Objectives: To clarify the efficacy and safety of switching immunosuppressive drugs and to identify the predictive factors for treatment failure after switching in patients with systemic lupus erythematosus (SLE).
Methods: We retrospectively evaluated patients with SLE who switched immunosuppressive drugs for any reason in our hospital between 2015 and 2020. The efficacy endpoints were the change in SLE Disease Activity Index 2000 (SLEDAI) score, prednisolone dose, and disease status over 12 months, as well as treatment continuation rates. The safety endpoint was the frequency of adverse events over 1 year before and after switching. Cox hazard regression analyses were used to identify the predictive factors for treatment failure.
Results: Thirty-nine patients (age, 41.5±12.6 years; 35 women, 4 men) were analysed. The SLEDAI score and prednisolone dose were significantly reduced after switching, with few disease exacerbations over 12 months. The 1- and 2-year continuation rates were 71.4% and 62.3%, respectively. The frequency of adverse events was similar in the year before and after switching the drug. Drug switching due to inadequate efficacy was a predictive factor of less likely treatment failure.
Conclusions: Immunosuppressive drug switching led to reduced disease activity and decreased glucocorticoid dose without disease exacerbations and severe adverse events.
Keywords: continuation rate; drug switching; immunosuppressive drugs; mycophenolate mofetil; systemic lupus erythematosus; tacrolimus.

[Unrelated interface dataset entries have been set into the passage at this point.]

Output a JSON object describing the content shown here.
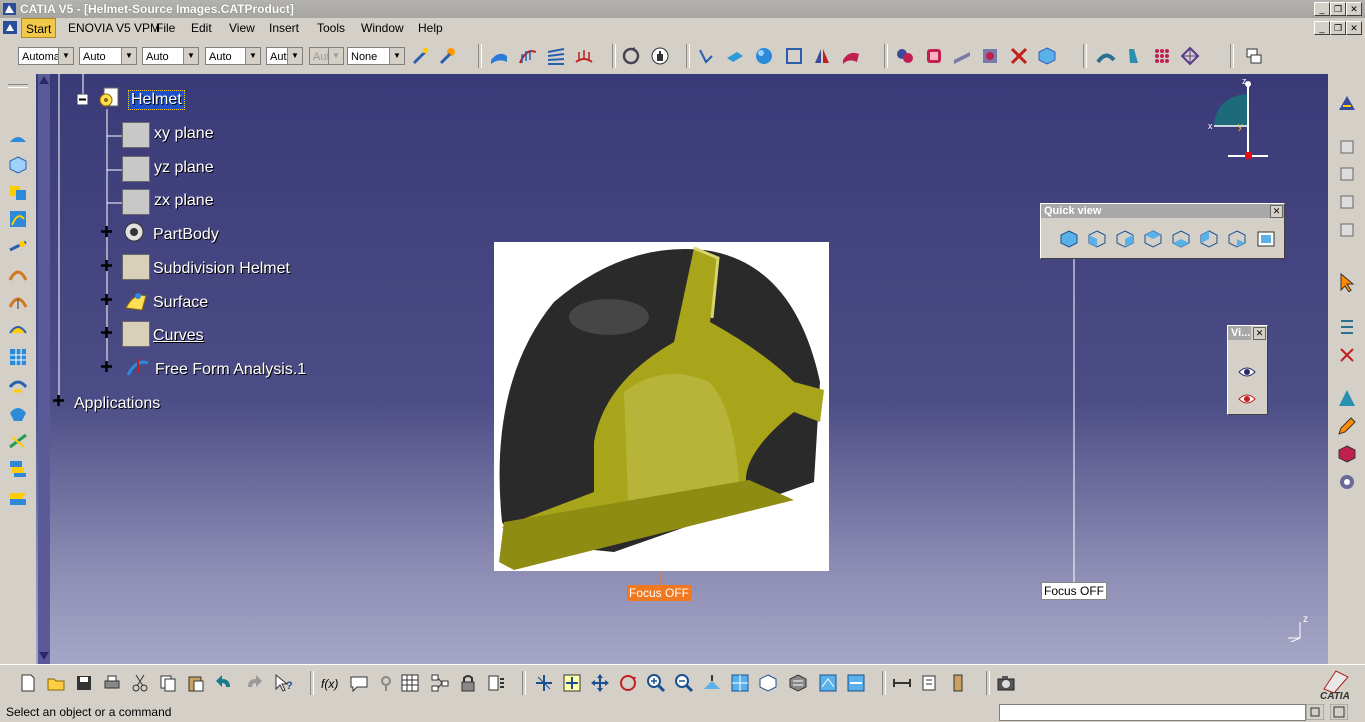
{
  "window": {
    "title": "CATIA V5 - [Helmet-Source Images.CATProduct]"
  },
  "menu": {
    "items": [
      "Start",
      "ENOVIA V5 VPM",
      "File",
      "Edit",
      "View",
      "Insert",
      "Tools",
      "Window",
      "Help"
    ]
  },
  "toolbar": {
    "combos": [
      "Automa",
      "Auto",
      "Auto",
      "Auto",
      "Aut",
      "Aut",
      "None"
    ]
  },
  "tree": {
    "root_label": "Helmet",
    "items": [
      {
        "label": "xy plane"
      },
      {
        "label": "yz plane"
      },
      {
        "label": "zx plane"
      },
      {
        "label": "PartBody"
      },
      {
        "label": "Subdivision Helmet"
      },
      {
        "label": "Surface"
      },
      {
        "label": "Curves"
      },
      {
        "label": "Free Form Analysis.1"
      }
    ],
    "applications_label": "Applications"
  },
  "quickview": {
    "title": "Quick view"
  },
  "vi_panel": {
    "title": "Vi..."
  },
  "focus": {
    "left_label": "Focus OFF",
    "right_label": "Focus OFF"
  },
  "compass": {
    "z": "z",
    "x": "x",
    "y": "y"
  },
  "axis_corner": {
    "label": "z"
  },
  "status": {
    "text": "Select an object or a command"
  },
  "colors": {
    "viewport_top": "#3a3a78",
    "viewport_bottom": "#a6a6c6",
    "helmet_yellow": "#a9a51a",
    "selection": "#2050c8",
    "focus_orange": "#f07820"
  }
}
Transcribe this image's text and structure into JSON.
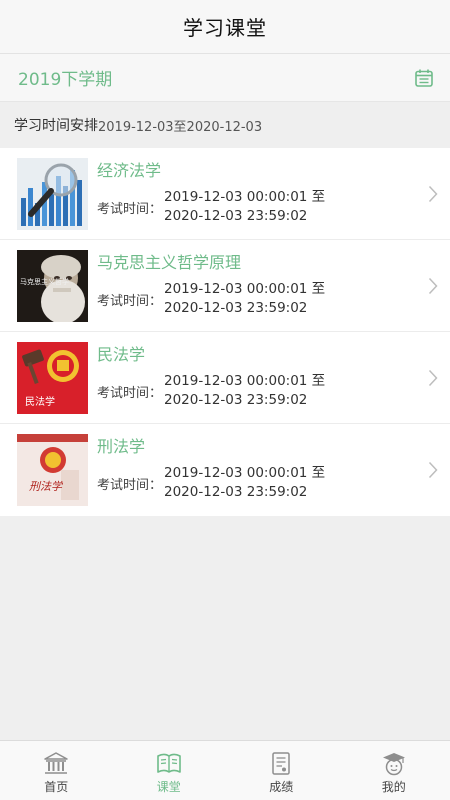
{
  "header": {
    "title": "学习课堂"
  },
  "semester": {
    "label": "2019下学期",
    "icon": "calendar-icon"
  },
  "schedule": {
    "label": "学习时间安排",
    "range": "2019-12-03至2020-12-03"
  },
  "courses": [
    {
      "name": "经济法学",
      "time_label": "考试时间：",
      "start": "2019-12-03 00:00:01 至",
      "end": "2020-12-03 23:59:02"
    },
    {
      "name": "马克思主义哲学原理",
      "time_label": "考试时间：",
      "start": "2019-12-03 00:00:01 至",
      "end": "2020-12-03 23:59:02",
      "thumb_text": "马克思主义哲学"
    },
    {
      "name": "民法学",
      "time_label": "考试时间：",
      "start": "2019-12-03 00:00:01 至",
      "end": "2020-12-03 23:59:02",
      "thumb_text": "民法学"
    },
    {
      "name": "刑法学",
      "time_label": "考试时间：",
      "start": "2019-12-03 00:00:01 至",
      "end": "2020-12-03 23:59:02",
      "thumb_text": "刑法学"
    }
  ],
  "tabs": [
    {
      "label": "首页",
      "icon": "home-bank-icon",
      "active": false
    },
    {
      "label": "课堂",
      "icon": "book-icon",
      "active": true
    },
    {
      "label": "成绩",
      "icon": "report-icon",
      "active": false
    },
    {
      "label": "我的",
      "icon": "graduate-avatar-icon",
      "active": false
    }
  ],
  "colors": {
    "accent": "#6fbb8a",
    "background": "#efefef",
    "bar": "#f7f7f7"
  }
}
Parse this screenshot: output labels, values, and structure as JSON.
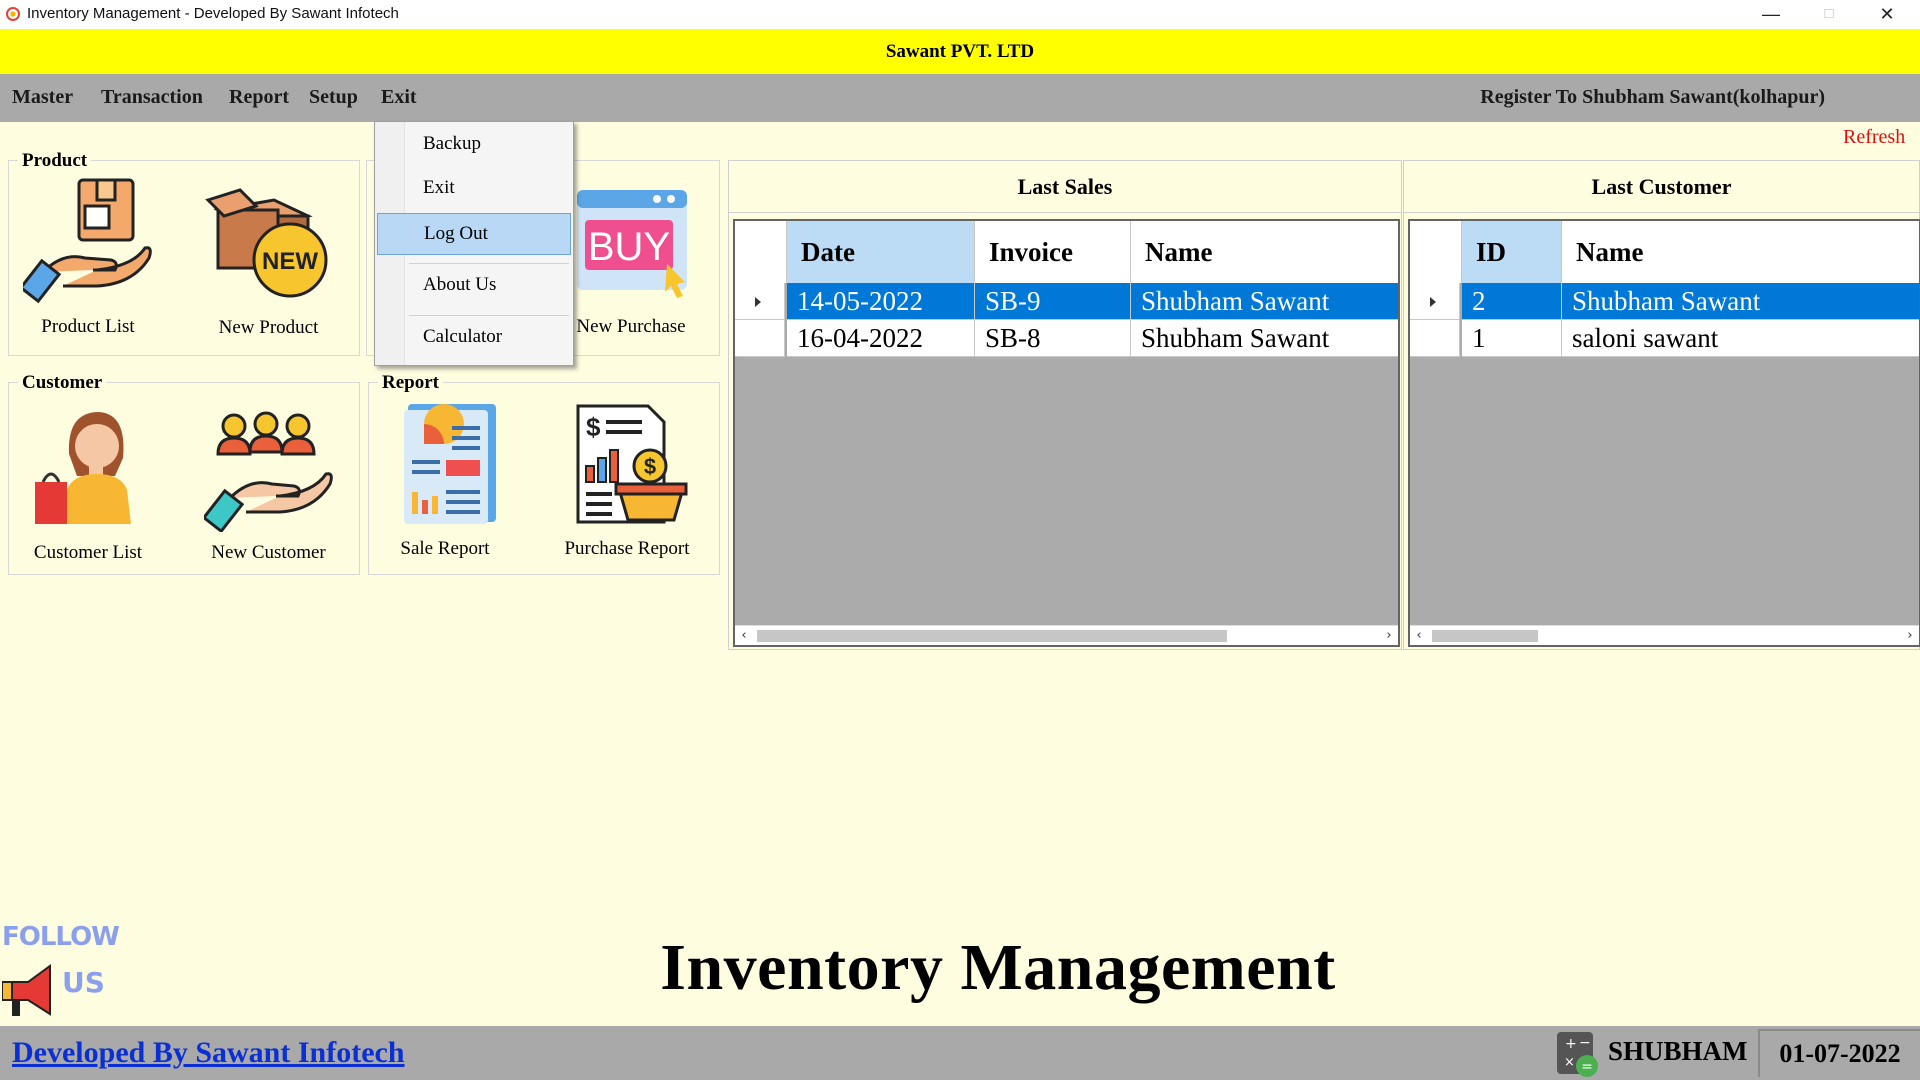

© Japan College of Rheumatology 2022. Published by Oxford University Press. All rights reserved. For permissions, please e-mail: firstname.lastname@example.org.